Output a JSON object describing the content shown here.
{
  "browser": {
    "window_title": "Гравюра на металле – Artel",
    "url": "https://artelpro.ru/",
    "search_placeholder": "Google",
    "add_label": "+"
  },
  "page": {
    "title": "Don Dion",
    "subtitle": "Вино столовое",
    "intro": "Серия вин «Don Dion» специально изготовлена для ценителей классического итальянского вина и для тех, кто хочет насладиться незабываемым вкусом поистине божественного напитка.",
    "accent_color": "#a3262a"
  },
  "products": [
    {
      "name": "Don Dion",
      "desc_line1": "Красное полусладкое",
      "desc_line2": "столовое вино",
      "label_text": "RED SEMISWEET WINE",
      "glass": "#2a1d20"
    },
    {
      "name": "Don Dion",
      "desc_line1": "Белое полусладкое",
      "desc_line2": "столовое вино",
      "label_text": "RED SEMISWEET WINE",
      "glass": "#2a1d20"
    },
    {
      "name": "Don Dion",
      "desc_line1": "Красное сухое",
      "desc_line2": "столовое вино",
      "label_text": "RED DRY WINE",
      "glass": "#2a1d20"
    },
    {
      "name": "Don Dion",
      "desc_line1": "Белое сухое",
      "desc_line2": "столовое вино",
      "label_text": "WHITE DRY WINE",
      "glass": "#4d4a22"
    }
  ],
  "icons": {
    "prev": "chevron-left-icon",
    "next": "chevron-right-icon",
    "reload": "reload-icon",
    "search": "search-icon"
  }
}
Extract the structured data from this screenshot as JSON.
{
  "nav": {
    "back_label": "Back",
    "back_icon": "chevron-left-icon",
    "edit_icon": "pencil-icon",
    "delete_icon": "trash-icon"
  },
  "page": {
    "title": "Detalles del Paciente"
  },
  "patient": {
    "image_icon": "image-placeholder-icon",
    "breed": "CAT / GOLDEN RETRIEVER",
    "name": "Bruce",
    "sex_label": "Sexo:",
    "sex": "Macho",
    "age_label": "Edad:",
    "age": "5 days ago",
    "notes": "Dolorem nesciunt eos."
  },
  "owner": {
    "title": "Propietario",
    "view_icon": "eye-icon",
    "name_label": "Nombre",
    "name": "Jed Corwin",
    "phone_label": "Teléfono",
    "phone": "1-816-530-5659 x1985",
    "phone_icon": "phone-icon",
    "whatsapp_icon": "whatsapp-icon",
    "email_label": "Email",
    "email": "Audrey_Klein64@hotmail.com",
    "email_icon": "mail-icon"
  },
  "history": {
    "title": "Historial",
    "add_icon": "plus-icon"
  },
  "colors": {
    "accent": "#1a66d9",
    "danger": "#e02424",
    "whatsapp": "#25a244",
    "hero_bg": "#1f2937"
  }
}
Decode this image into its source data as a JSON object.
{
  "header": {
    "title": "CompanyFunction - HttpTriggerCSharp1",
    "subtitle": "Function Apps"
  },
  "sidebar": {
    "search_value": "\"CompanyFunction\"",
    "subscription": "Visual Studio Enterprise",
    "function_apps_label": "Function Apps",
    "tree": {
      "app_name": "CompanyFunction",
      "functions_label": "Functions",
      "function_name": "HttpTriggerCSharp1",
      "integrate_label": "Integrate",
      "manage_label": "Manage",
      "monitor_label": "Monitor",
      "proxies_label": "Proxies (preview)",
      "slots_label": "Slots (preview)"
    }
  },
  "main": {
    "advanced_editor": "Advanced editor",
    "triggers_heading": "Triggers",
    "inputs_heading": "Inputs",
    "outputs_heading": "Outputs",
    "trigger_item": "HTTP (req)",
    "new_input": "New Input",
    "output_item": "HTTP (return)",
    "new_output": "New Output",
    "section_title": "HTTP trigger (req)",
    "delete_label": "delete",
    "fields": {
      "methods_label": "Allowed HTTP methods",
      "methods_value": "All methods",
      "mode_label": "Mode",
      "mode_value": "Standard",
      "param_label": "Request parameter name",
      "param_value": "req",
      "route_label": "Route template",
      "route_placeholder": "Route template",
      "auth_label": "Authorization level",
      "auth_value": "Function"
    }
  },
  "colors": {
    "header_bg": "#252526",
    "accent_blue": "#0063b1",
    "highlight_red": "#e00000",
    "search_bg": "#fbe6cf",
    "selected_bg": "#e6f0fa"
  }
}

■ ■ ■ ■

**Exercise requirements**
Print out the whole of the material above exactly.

**Expected answer**
Output a JSON object describing the content shown here.
{
  "browser": {
    "window_title": "Гравюра на металле – Artel",
    "url": "https://artelpro.ru/",
    "search_placeholder": "Google",
    "add_label": "+"
  },
  "page": {
    "title": "Don Dion",
    "subtitle": "Вино столовое",
    "intro": "Серия вин «Don Dion» специально изготовлена для ценителей классического итальянского вина и для тех, кто хочет насладиться незабываемым вкусом поистине божественного напитка.",
    "accent_color": "#a3262a"
  },
  "products": [
    {
      "name": "Don Dion",
      "desc_line1": "Красное полусладкое",
      "desc_line2": "столовое вино",
      "label_text": "RED SEMISWEET WINE",
      "glass": "#2a1d20"
    },
    {
      "name": "Don Dion",
      "desc_line1": "Белое полусладкое",
      "desc_line2": "столовое вино",
      "label_text": "RED SEMISWEET WINE",
      "glass": "#2a1d20"
    },
    {
      "name": "Don Dion",
      "desc_line1": "Красное сухое",
      "desc_line2": "столовое вино",
      "label_text": "RED DRY WINE",
      "glass": "#2a1d20"
    },
    {
      "name": "Don Dion",
      "desc_line1": "Белое сухое",
      "desc_line2": "столовое вино",
      "label_text": "WHITE DRY WINE",
      "glass": "#4d4a22"
    }
  ],
  "icons": {
    "prev": "chevron-left-icon",
    "next": "chevron-right-icon",
    "reload": "reload-icon",
    "search": "search-icon"
  }
}
Extract the structured data from this screenshot as JSON.
{
  "nav": {
    "back_label": "Back",
    "back_icon": "chevron-left-icon",
    "edit_icon": "pencil-icon",
    "delete_icon": "trash-icon"
  },
  "page": {
    "title": "Detalles del Paciente"
  },
  "patient": {
    "image_icon": "image-placeholder-icon",
    "breed": "CAT / GOLDEN RETRIEVER",
    "name": "Bruce",
    "sex_label": "Sexo:",
    "sex": "Macho",
    "age_label": "Edad:",
    "age": "5 days ago",
    "notes": "Dolorem nesciunt eos."
  },
  "owner": {
    "title": "Propietario",
    "view_icon": "eye-icon",
    "name_label": "Nombre",
    "name": "Jed Corwin",
    "phone_label": "Teléfono",
    "phone": "1-816-530-5659 x1985",
    "phone_icon": "phone-icon",
    "whatsapp_icon": "whatsapp-icon",
    "email_label": "Email",
    "email": "Audrey_Klein64@hotmail.com",
    "email_icon": "mail-icon"
  },
  "history": {
    "title": "Historial",
    "add_icon": "plus-icon"
  },
  "colors": {
    "accent": "#1a66d9",
    "danger": "#e02424",
    "whatsapp": "#25a244",
    "hero_bg": "#1f2937"
  }
}
Decode this image into its source data as a JSON object.
{
  "header": {
    "title": "CompanyFunction - HttpTriggerCSharp1",
    "subtitle": "Function Apps"
  },
  "sidebar": {
    "search_value": "\"CompanyFunction\"",
    "subscription": "Visual Studio Enterprise",
    "function_apps_label": "Function Apps",
    "tree": {
      "app_name": "CompanyFunction",
      "functions_label": "Functions",
      "function_name": "HttpTriggerCSharp1",
      "integrate_label": "Integrate",
      "manage_label": "Manage",
      "monitor_label": "Monitor",
      "proxies_label": "Proxies (preview)",
      "slots_label": "Slots (preview)"
    }
  },
  "main": {
    "advanced_editor": "Advanced editor",
    "triggers_heading": "Triggers",
    "inputs_heading": "Inputs",
    "outputs_heading": "Outputs",
    "trigger_item": "HTTP (req)",
    "new_input": "New Input",
    "output_item": "HTTP (return)",
    "new_output": "New Output",
    "section_title": "HTTP trigger (req)",
    "delete_label": "delete",
    "fields": {
      "methods_label": "Allowed HTTP methods",
      "methods_value": "All methods",
      "mode_label": "Mode",
      "mode_value": "Standard",
      "param_label": "Request parameter name",
      "param_value": "req",
      "route_label": "Route template",
      "route_placeholder": "Route template",
      "auth_label": "Authorization level",
      "auth_value": "Function"
    }
  },
  "colors": {
    "header_bg": "#252526",
    "accent_blue": "#0063b1",
    "highlight_red": "#e00000",
    "search_bg": "#fbe6cf",
    "selected_bg": "#e6f0fa"
  }
}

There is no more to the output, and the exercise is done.